__PROBLEM TO SOLVE__
Your answer should be the line containing "Decode this image" and every line after it to the end of the records below, word for word.

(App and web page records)
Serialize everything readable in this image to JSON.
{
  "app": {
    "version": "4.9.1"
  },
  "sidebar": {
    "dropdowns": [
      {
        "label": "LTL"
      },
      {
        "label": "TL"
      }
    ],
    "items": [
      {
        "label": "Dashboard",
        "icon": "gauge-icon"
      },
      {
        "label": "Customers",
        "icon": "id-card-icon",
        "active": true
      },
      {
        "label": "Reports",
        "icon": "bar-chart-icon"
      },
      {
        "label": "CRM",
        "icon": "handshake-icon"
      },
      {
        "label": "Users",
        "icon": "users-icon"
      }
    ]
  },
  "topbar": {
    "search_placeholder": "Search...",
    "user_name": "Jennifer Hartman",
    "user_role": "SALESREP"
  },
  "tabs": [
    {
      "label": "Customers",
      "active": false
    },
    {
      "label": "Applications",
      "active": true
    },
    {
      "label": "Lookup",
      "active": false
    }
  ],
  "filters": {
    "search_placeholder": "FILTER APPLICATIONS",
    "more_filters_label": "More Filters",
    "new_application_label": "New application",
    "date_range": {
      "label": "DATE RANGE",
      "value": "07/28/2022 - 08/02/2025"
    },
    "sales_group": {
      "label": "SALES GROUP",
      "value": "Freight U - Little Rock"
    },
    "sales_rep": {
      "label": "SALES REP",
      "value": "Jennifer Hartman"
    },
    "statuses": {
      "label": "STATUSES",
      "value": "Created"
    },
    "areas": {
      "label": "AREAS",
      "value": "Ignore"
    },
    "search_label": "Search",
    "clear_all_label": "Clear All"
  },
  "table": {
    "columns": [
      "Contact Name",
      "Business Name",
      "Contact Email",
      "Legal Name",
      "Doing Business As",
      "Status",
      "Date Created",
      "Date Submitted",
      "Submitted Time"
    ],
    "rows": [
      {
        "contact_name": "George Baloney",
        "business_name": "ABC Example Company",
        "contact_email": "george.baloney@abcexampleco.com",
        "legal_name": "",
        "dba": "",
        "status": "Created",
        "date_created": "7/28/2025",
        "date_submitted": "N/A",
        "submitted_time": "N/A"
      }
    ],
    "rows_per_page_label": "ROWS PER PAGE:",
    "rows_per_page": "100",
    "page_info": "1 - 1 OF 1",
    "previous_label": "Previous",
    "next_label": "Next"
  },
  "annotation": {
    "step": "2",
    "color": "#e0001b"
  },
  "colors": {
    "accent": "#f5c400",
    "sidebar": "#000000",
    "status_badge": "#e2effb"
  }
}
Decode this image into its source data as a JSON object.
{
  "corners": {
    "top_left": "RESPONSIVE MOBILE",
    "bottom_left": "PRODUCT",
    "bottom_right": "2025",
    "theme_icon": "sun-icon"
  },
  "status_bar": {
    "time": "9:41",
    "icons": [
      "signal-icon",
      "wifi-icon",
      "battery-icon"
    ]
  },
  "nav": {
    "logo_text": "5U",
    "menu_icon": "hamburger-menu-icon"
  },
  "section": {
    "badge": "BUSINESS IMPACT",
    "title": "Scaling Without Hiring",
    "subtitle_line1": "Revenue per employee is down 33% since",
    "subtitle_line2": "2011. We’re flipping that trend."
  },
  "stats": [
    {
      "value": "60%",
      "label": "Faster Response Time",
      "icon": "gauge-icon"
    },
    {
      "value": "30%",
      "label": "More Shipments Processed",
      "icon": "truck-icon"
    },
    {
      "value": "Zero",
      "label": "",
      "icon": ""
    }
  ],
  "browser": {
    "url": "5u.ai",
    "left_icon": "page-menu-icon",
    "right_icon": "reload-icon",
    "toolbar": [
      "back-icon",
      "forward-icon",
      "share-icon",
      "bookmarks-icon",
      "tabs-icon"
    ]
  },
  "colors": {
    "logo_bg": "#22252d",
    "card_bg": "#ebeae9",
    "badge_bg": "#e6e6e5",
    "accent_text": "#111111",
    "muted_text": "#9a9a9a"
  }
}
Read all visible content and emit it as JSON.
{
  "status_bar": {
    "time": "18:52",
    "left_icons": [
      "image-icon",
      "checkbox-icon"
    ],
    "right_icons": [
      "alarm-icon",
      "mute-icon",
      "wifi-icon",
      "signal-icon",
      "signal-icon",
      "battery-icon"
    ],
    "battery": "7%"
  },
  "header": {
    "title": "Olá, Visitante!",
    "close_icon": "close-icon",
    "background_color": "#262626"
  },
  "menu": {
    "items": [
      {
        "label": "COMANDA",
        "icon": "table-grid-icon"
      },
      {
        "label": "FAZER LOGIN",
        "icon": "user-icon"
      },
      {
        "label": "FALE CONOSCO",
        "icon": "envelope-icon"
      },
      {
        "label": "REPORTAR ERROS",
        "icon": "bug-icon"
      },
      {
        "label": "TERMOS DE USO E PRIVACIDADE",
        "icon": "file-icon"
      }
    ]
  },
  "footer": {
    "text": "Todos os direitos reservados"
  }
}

__REPLY TO THE EXERCISE__
Decode this image into its source data as a JSON object.
{
  "corners": {
    "top_left": "RESPONSIVE MOBILE",
    "bottom_left": "PRODUCT",
    "bottom_right": "2025",
    "theme_icon": "sun-icon"
  },
  "status_bar": {
    "time": "9:41",
    "icons": [
      "signal-icon",
      "wifi-icon",
      "battery-icon"
    ]
  },
  "nav": {
    "logo_text": "5U",
    "menu_icon": "hamburger-menu-icon"
  },
  "section": {
    "badge": "BUSINESS IMPACT",
    "title": "Scaling Without Hiring",
    "subtitle_line1": "Revenue per employee is down 33% since",
    "subtitle_line2": "2011. We’re flipping that trend."
  },
  "stats": [
    {
      "value": "60%",
      "label": "Faster Response Time",
      "icon": "gauge-icon"
    },
    {
      "value": "30%",
      "label": "More Shipments Processed",
      "icon": "truck-icon"
    },
    {
      "value": "Zero",
      "label": "",
      "icon": ""
    }
  ],
  "browser": {
    "url": "5u.ai",
    "left_icon": "page-menu-icon",
    "right_icon": "reload-icon",
    "toolbar": [
      "back-icon",
      "forward-icon",
      "share-icon",
      "bookmarks-icon",
      "tabs-icon"
    ]
  },
  "colors": {
    "logo_bg": "#22252d",
    "card_bg": "#ebeae9",
    "badge_bg": "#e6e6e5",
    "accent_text": "#111111",
    "muted_text": "#9a9a9a"
  }
}
Read all visible content and emit it as JSON.
{
  "status_bar": {
    "time": "18:52",
    "left_icons": [
      "image-icon",
      "checkbox-icon"
    ],
    "right_icons": [
      "alarm-icon",
      "mute-icon",
      "wifi-icon",
      "signal-icon",
      "signal-icon",
      "battery-icon"
    ],
    "battery": "7%"
  },
  "header": {
    "title": "Olá, Visitante!",
    "close_icon": "close-icon",
    "background_color": "#262626"
  },
  "menu": {
    "items": [
      {
        "label": "COMANDA",
        "icon": "table-grid-icon"
      },
      {
        "label": "FAZER LOGIN",
        "icon": "user-icon"
      },
      {
        "label": "FALE CONOSCO",
        "icon": "envelope-icon"
      },
      {
        "label": "REPORTAR ERROS",
        "icon": "bug-icon"
      },
      {
        "label": "TERMOS DE USO E PRIVACIDADE",
        "icon": "file-icon"
      }
    ]
  },
  "footer": {
    "text": "Todos os direitos reservados"
  }
}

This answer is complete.